▶ **ACTION ITEM**
Across the records that follow, count each line holding "riservata", and write only the total.
━━━━━ INPUT DATA
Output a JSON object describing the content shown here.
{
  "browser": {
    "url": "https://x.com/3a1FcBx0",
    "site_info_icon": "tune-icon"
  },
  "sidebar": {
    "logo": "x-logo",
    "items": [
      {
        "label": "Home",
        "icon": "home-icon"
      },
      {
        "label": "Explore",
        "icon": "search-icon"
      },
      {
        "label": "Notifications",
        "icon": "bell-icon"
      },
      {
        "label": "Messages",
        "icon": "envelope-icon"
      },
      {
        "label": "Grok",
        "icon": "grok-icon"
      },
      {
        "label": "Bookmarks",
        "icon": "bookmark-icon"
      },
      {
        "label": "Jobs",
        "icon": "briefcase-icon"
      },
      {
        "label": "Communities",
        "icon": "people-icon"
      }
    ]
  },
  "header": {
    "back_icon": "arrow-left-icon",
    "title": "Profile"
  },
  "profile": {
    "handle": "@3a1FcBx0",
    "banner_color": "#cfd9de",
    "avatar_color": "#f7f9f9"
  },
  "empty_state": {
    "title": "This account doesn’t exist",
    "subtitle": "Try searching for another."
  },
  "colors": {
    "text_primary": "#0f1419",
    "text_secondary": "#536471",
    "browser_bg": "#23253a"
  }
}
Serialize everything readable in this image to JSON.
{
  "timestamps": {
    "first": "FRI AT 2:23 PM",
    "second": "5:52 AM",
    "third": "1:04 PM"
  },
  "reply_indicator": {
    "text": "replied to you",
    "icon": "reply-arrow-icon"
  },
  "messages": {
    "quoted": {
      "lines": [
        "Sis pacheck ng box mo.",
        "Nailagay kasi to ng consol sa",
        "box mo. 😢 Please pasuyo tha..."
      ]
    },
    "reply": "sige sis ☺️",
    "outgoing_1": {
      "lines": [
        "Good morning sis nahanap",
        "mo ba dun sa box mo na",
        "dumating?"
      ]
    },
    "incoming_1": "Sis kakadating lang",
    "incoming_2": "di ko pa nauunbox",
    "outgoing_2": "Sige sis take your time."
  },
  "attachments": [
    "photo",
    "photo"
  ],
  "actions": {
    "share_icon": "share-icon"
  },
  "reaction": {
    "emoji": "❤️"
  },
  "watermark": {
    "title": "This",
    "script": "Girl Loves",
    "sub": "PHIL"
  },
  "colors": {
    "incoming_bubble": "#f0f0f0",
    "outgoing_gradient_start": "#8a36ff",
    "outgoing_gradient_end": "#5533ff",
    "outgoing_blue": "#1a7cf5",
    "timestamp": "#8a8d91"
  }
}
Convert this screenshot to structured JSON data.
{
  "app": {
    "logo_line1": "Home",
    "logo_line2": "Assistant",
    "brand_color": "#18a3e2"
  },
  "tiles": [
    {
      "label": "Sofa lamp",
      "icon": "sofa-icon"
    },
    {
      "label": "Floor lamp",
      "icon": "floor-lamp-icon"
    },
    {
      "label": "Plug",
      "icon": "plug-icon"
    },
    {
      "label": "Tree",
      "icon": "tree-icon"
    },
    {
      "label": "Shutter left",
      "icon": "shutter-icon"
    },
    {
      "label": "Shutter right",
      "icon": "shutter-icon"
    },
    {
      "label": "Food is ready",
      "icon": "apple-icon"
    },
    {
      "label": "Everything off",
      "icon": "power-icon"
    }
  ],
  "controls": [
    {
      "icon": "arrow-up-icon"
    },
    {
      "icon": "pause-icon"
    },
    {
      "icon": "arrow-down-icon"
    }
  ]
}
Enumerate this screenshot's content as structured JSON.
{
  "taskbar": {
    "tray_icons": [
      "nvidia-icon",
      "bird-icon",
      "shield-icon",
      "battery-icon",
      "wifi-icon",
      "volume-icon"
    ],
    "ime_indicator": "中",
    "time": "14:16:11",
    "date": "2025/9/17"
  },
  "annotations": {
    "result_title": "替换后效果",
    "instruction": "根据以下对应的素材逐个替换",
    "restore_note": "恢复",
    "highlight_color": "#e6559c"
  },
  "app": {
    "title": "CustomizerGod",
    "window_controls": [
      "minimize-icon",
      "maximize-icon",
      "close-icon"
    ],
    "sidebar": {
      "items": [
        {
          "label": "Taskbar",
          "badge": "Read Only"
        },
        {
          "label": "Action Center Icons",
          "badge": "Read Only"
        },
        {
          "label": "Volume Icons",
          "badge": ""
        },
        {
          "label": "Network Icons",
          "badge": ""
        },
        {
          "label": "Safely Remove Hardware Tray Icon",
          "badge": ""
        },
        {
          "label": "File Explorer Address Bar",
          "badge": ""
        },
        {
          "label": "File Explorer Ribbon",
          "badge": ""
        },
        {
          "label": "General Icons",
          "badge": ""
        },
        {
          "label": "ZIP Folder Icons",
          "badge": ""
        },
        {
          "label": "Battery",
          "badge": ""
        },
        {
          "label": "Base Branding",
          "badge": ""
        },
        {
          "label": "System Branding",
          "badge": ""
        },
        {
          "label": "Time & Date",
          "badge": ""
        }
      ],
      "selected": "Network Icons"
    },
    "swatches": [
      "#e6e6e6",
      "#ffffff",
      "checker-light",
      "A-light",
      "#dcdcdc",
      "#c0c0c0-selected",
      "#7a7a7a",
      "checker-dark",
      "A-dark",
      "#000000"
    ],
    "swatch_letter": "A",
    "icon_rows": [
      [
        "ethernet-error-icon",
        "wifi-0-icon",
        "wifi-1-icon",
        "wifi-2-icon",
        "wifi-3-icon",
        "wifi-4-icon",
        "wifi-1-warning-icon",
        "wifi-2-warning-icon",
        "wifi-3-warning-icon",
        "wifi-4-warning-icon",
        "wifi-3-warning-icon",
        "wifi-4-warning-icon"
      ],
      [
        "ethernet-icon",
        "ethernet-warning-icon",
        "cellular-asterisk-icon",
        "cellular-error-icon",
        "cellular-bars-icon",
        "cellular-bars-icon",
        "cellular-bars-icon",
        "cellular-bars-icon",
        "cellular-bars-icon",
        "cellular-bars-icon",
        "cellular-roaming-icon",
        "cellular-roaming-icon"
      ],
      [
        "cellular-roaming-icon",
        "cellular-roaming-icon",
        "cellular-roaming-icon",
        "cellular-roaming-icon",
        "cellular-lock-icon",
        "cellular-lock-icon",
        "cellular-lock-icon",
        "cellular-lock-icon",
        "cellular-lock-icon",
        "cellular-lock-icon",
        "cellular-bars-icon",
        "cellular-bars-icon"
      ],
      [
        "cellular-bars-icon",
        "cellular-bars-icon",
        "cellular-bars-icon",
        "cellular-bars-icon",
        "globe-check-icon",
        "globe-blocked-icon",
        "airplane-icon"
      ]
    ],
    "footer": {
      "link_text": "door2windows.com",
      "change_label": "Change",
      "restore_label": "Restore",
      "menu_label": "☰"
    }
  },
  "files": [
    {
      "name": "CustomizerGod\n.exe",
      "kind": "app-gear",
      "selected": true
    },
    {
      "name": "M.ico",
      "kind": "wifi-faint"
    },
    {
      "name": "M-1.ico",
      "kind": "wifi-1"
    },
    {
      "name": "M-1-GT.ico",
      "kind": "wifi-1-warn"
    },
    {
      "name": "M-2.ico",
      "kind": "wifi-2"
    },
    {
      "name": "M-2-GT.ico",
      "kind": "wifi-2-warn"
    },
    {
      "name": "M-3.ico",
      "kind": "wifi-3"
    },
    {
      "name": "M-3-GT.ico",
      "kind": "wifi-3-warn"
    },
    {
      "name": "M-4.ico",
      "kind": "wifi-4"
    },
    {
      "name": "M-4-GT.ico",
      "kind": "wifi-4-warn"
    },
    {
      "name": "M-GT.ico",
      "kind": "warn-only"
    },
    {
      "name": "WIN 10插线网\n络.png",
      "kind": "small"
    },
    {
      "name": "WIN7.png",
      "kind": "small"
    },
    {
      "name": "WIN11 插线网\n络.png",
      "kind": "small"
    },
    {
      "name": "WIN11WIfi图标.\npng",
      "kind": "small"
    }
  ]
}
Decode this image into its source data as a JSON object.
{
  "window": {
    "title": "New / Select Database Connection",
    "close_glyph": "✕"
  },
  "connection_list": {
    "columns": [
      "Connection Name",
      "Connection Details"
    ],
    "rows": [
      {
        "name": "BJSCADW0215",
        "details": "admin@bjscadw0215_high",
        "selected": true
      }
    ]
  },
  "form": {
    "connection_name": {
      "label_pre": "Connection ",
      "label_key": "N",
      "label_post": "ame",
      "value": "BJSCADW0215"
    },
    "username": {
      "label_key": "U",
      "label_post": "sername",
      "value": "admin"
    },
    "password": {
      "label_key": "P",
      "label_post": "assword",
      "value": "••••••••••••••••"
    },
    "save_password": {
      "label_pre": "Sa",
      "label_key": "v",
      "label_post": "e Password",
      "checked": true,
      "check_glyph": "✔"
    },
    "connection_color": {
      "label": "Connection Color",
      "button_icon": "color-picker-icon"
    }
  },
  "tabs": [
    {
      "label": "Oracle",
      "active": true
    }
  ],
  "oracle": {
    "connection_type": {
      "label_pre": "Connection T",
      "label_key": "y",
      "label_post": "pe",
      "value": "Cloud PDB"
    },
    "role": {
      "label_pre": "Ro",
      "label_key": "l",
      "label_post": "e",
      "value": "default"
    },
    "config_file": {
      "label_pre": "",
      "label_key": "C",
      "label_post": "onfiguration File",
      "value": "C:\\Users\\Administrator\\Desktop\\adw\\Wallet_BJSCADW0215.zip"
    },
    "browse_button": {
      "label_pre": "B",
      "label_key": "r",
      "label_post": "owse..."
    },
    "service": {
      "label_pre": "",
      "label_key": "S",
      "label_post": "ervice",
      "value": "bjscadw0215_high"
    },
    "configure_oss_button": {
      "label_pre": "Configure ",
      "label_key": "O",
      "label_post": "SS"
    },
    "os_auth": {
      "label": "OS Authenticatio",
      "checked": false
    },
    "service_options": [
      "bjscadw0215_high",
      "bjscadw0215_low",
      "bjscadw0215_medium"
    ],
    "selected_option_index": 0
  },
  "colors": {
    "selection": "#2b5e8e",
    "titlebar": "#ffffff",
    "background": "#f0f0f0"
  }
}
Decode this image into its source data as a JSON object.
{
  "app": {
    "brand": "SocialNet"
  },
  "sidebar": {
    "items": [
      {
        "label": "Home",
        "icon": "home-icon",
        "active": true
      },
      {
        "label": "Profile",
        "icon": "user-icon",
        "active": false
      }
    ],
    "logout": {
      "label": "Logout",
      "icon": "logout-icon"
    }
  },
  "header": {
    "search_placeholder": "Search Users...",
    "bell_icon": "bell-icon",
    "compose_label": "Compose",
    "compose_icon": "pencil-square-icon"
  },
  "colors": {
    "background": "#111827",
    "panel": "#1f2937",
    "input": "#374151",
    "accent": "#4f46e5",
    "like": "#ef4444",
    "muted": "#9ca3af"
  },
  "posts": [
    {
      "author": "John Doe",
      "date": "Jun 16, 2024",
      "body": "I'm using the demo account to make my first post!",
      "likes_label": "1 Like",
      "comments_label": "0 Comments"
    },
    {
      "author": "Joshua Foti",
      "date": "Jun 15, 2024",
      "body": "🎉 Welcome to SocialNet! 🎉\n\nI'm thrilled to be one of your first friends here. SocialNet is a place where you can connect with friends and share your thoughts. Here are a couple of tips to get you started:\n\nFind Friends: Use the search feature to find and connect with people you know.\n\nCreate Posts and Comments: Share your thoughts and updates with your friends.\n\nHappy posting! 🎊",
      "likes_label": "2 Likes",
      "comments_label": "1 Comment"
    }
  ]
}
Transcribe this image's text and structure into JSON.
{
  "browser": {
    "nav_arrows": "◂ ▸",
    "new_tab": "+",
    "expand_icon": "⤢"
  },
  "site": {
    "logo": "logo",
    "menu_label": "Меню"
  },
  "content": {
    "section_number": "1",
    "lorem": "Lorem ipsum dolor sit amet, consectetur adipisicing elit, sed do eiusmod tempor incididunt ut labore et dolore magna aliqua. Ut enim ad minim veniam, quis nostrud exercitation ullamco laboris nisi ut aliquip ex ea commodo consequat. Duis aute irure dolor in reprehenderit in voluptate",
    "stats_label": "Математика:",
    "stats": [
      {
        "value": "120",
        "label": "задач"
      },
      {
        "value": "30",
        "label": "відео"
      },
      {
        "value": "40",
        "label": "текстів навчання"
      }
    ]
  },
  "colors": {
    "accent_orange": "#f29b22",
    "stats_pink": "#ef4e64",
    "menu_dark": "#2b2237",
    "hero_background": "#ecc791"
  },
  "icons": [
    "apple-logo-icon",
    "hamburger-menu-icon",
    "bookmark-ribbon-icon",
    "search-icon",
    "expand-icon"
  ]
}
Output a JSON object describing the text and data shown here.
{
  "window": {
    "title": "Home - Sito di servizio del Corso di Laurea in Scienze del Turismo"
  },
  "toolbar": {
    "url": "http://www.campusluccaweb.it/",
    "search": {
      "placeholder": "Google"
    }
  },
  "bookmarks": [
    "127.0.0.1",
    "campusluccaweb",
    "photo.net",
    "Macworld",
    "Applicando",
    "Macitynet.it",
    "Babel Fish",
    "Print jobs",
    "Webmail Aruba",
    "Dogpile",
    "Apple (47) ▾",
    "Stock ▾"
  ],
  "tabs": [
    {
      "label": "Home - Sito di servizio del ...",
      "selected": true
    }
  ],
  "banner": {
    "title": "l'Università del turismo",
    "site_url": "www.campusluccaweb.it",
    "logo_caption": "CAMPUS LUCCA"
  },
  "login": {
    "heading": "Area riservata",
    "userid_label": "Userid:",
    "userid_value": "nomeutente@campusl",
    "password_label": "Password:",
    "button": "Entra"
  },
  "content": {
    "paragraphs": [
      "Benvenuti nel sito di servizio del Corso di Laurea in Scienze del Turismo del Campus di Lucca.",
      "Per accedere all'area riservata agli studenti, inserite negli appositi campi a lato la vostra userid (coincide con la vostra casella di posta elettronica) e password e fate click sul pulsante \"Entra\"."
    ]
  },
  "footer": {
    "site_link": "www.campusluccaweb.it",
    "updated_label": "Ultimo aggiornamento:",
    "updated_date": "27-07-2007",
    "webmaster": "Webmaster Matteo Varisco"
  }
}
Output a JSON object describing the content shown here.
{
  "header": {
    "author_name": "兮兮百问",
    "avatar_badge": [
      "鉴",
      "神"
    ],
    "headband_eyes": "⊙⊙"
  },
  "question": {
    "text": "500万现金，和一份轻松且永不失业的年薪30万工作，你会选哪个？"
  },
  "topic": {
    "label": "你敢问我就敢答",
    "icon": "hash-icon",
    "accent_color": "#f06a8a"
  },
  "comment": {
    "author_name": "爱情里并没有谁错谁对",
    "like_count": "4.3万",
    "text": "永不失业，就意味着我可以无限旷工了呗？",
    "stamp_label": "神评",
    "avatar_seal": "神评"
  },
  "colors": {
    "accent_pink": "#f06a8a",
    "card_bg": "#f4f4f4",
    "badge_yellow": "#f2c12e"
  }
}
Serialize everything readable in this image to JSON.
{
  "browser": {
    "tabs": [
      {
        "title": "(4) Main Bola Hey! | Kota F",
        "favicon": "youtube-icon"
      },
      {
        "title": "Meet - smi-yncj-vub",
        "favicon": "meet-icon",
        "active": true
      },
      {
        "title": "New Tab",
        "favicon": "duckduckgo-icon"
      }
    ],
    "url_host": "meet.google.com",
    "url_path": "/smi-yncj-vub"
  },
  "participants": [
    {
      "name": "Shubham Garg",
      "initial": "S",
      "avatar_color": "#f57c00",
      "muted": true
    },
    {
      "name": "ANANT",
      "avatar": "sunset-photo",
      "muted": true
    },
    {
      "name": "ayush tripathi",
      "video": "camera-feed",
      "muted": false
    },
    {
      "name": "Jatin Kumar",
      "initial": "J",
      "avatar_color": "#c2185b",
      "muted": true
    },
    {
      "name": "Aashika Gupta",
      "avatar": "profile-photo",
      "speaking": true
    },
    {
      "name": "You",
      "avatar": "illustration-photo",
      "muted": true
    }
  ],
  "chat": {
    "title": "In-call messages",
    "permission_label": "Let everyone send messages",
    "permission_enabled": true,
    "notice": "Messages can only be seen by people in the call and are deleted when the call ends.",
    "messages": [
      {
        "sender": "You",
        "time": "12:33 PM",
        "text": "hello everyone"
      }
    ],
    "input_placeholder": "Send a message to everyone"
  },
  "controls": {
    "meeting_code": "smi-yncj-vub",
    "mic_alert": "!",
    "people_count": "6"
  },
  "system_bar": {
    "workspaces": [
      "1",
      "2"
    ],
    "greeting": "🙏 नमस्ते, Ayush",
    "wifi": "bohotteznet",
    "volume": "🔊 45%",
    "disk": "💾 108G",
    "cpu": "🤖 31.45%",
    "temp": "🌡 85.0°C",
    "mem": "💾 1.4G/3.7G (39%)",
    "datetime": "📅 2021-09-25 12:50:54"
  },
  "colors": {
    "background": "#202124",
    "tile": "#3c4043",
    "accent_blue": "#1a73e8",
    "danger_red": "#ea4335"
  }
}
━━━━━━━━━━
▶ **RESPONSE BOX**
2